WHAT THE TASK ASKS: Line by line, copy out the data that follows.

SUPPLIED INFORMATION:
───

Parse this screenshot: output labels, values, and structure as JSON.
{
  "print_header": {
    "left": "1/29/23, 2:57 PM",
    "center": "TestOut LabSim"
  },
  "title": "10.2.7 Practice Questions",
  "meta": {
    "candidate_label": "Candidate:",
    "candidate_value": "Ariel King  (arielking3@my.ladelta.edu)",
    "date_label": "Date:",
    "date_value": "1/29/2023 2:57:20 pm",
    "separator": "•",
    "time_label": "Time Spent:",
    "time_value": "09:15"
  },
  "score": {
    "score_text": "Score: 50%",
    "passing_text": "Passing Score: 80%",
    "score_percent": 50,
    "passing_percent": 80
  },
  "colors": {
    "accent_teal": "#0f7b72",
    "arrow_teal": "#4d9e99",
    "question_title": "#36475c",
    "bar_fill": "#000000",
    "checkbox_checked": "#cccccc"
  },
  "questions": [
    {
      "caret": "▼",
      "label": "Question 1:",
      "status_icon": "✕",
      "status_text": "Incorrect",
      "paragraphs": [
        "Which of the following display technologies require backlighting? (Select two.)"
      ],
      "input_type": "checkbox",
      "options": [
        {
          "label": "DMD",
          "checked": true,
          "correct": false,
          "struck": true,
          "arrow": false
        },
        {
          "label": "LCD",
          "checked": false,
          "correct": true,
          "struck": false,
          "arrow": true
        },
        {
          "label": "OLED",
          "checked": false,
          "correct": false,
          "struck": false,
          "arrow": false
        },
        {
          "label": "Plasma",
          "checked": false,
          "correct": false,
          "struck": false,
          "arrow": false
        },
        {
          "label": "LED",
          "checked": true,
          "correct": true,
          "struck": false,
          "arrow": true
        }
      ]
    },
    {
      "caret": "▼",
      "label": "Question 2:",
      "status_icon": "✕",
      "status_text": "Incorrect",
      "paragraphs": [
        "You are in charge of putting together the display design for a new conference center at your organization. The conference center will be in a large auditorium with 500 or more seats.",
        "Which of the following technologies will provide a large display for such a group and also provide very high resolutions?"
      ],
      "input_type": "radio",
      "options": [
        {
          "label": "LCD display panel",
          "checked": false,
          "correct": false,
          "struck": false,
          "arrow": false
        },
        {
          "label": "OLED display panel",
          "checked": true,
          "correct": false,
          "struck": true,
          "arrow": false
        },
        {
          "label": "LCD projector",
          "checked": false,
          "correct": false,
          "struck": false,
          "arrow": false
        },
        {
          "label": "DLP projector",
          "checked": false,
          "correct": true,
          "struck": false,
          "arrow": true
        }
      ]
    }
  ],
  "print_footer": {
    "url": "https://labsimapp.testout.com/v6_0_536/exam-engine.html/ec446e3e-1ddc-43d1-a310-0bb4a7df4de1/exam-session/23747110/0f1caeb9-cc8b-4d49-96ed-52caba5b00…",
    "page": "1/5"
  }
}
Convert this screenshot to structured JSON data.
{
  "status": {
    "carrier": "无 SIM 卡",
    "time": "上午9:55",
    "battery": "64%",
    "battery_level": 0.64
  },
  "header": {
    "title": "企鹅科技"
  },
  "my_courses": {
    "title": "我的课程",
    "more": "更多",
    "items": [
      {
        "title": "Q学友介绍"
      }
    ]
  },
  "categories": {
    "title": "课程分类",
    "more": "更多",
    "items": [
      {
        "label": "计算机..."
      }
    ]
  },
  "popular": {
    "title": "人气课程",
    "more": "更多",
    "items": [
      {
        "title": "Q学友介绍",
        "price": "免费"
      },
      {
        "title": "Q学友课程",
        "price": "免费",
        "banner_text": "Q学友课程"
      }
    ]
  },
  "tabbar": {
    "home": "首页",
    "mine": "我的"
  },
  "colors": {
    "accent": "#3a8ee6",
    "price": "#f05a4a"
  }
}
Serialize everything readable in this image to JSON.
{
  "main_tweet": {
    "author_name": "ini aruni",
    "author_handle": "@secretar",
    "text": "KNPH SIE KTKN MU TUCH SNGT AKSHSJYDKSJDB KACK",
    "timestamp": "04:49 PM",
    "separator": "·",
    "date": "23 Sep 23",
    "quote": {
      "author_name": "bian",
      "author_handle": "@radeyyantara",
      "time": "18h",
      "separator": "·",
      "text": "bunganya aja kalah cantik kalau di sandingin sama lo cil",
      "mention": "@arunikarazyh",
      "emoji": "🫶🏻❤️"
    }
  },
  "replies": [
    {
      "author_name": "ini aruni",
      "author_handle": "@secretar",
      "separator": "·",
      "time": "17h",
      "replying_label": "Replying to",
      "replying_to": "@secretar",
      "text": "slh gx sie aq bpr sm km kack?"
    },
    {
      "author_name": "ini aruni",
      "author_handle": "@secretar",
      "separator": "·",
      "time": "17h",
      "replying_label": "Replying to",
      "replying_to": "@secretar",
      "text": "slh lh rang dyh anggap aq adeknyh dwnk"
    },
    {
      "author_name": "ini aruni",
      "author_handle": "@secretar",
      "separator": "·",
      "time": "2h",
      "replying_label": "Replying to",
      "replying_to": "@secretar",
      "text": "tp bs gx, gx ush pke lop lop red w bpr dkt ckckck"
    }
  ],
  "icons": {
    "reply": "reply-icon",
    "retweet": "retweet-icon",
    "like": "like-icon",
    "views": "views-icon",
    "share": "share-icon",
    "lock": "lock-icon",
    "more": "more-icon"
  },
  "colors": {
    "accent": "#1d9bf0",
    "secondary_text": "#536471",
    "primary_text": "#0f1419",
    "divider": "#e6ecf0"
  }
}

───

RESPONSE BELOW:
Parse this screenshot: output labels, values, and structure as JSON.
{
  "print_header": {
    "left": "1/29/23, 2:57 PM",
    "center": "TestOut LabSim"
  },
  "title": "10.2.7 Practice Questions",
  "meta": {
    "candidate_label": "Candidate:",
    "candidate_value": "Ariel King  (arielking3@my.ladelta.edu)",
    "date_label": "Date:",
    "date_value": "1/29/2023 2:57:20 pm",
    "separator": "•",
    "time_label": "Time Spent:",
    "time_value": "09:15"
  },
  "score": {
    "score_text": "Score: 50%",
    "passing_text": "Passing Score: 80%",
    "score_percent": 50,
    "passing_percent": 80
  },
  "colors": {
    "accent_teal": "#0f7b72",
    "arrow_teal": "#4d9e99",
    "question_title": "#36475c",
    "bar_fill": "#000000",
    "checkbox_checked": "#cccccc"
  },
  "questions": [
    {
      "caret": "▼",
      "label": "Question 1:",
      "status_icon": "✕",
      "status_text": "Incorrect",
      "paragraphs": [
        "Which of the following display technologies require backlighting? (Select two.)"
      ],
      "input_type": "checkbox",
      "options": [
        {
          "label": "DMD",
          "checked": true,
          "correct": false,
          "struck": true,
          "arrow": false
        },
        {
          "label": "LCD",
          "checked": false,
          "correct": true,
          "struck": false,
          "arrow": true
        },
        {
          "label": "OLED",
          "checked": false,
          "correct": false,
          "struck": false,
          "arrow": false
        },
        {
          "label": "Plasma",
          "checked": false,
          "correct": false,
          "struck": false,
          "arrow": false
        },
        {
          "label": "LED",
          "checked": true,
          "correct": true,
          "struck": false,
          "arrow": true
        }
      ]
    },
    {
      "caret": "▼",
      "label": "Question 2:",
      "status_icon": "✕",
      "status_text": "Incorrect",
      "paragraphs": [
        "You are in charge of putting together the display design for a new conference center at your organization. The conference center will be in a large auditorium with 500 or more seats.",
        "Which of the following technologies will provide a large display for such a group and also provide very high resolutions?"
      ],
      "input_type": "radio",
      "options": [
        {
          "label": "LCD display panel",
          "checked": false,
          "correct": false,
          "struck": false,
          "arrow": false
        },
        {
          "label": "OLED display panel",
          "checked": true,
          "correct": false,
          "struck": true,
          "arrow": false
        },
        {
          "label": "LCD projector",
          "checked": false,
          "correct": false,
          "struck": false,
          "arrow": false
        },
        {
          "label": "DLP projector",
          "checked": false,
          "correct": true,
          "struck": false,
          "arrow": true
        }
      ]
    }
  ],
  "print_footer": {
    "url": "https://labsimapp.testout.com/v6_0_536/exam-engine.html/ec446e3e-1ddc-43d1-a310-0bb4a7df4de1/exam-session/23747110/0f1caeb9-cc8b-4d49-96ed-52caba5b00…",
    "page": "1/5"
  }
}
Convert this screenshot to structured JSON data.
{
  "status": {
    "carrier": "无 SIM 卡",
    "time": "上午9:55",
    "battery": "64%",
    "battery_level": 0.64
  },
  "header": {
    "title": "企鹅科技"
  },
  "my_courses": {
    "title": "我的课程",
    "more": "更多",
    "items": [
      {
        "title": "Q学友介绍"
      }
    ]
  },
  "categories": {
    "title": "课程分类",
    "more": "更多",
    "items": [
      {
        "label": "计算机..."
      }
    ]
  },
  "popular": {
    "title": "人气课程",
    "more": "更多",
    "items": [
      {
        "title": "Q学友介绍",
        "price": "免费"
      },
      {
        "title": "Q学友课程",
        "price": "免费",
        "banner_text": "Q学友课程"
      }
    ]
  },
  "tabbar": {
    "home": "首页",
    "mine": "我的"
  },
  "colors": {
    "accent": "#3a8ee6",
    "price": "#f05a4a"
  }
}
Serialize everything readable in this image to JSON.
{
  "main_tweet": {
    "author_name": "ini aruni",
    "author_handle": "@secretar",
    "text": "KNPH SIE KTKN MU TUCH SNGT AKSHSJYDKSJDB KACK",
    "timestamp": "04:49 PM",
    "separator": "·",
    "date": "23 Sep 23",
    "quote": {
      "author_name": "bian",
      "author_handle": "@radeyyantara",
      "time": "18h",
      "separator": "·",
      "text": "bunganya aja kalah cantik kalau di sandingin sama lo cil",
      "mention": "@arunikarazyh",
      "emoji": "🫶🏻❤️"
    }
  },
  "replies": [
    {
      "author_name": "ini aruni",
      "author_handle": "@secretar",
      "separator": "·",
      "time": "17h",
      "replying_label": "Replying to",
      "replying_to": "@secretar",
      "text": "slh gx sie aq bpr sm km kack?"
    },
    {
      "author_name": "ini aruni",
      "author_handle": "@secretar",
      "separator": "·",
      "time": "17h",
      "replying_label": "Replying to",
      "replying_to": "@secretar",
      "text": "slh lh rang dyh anggap aq adeknyh dwnk"
    },
    {
      "author_name": "ini aruni",
      "author_handle": "@secretar",
      "separator": "·",
      "time": "2h",
      "replying_label": "Replying to",
      "replying_to": "@secretar",
      "text": "tp bs gx, gx ush pke lop lop red w bpr dkt ckckck"
    }
  ],
  "icons": {
    "reply": "reply-icon",
    "retweet": "retweet-icon",
    "like": "like-icon",
    "views": "views-icon",
    "share": "share-icon",
    "lock": "lock-icon",
    "more": "more-icon"
  },
  "colors": {
    "accent": "#1d9bf0",
    "secondary_text": "#536471",
    "primary_text": "#0f1419",
    "divider": "#e6ecf0"
  }
}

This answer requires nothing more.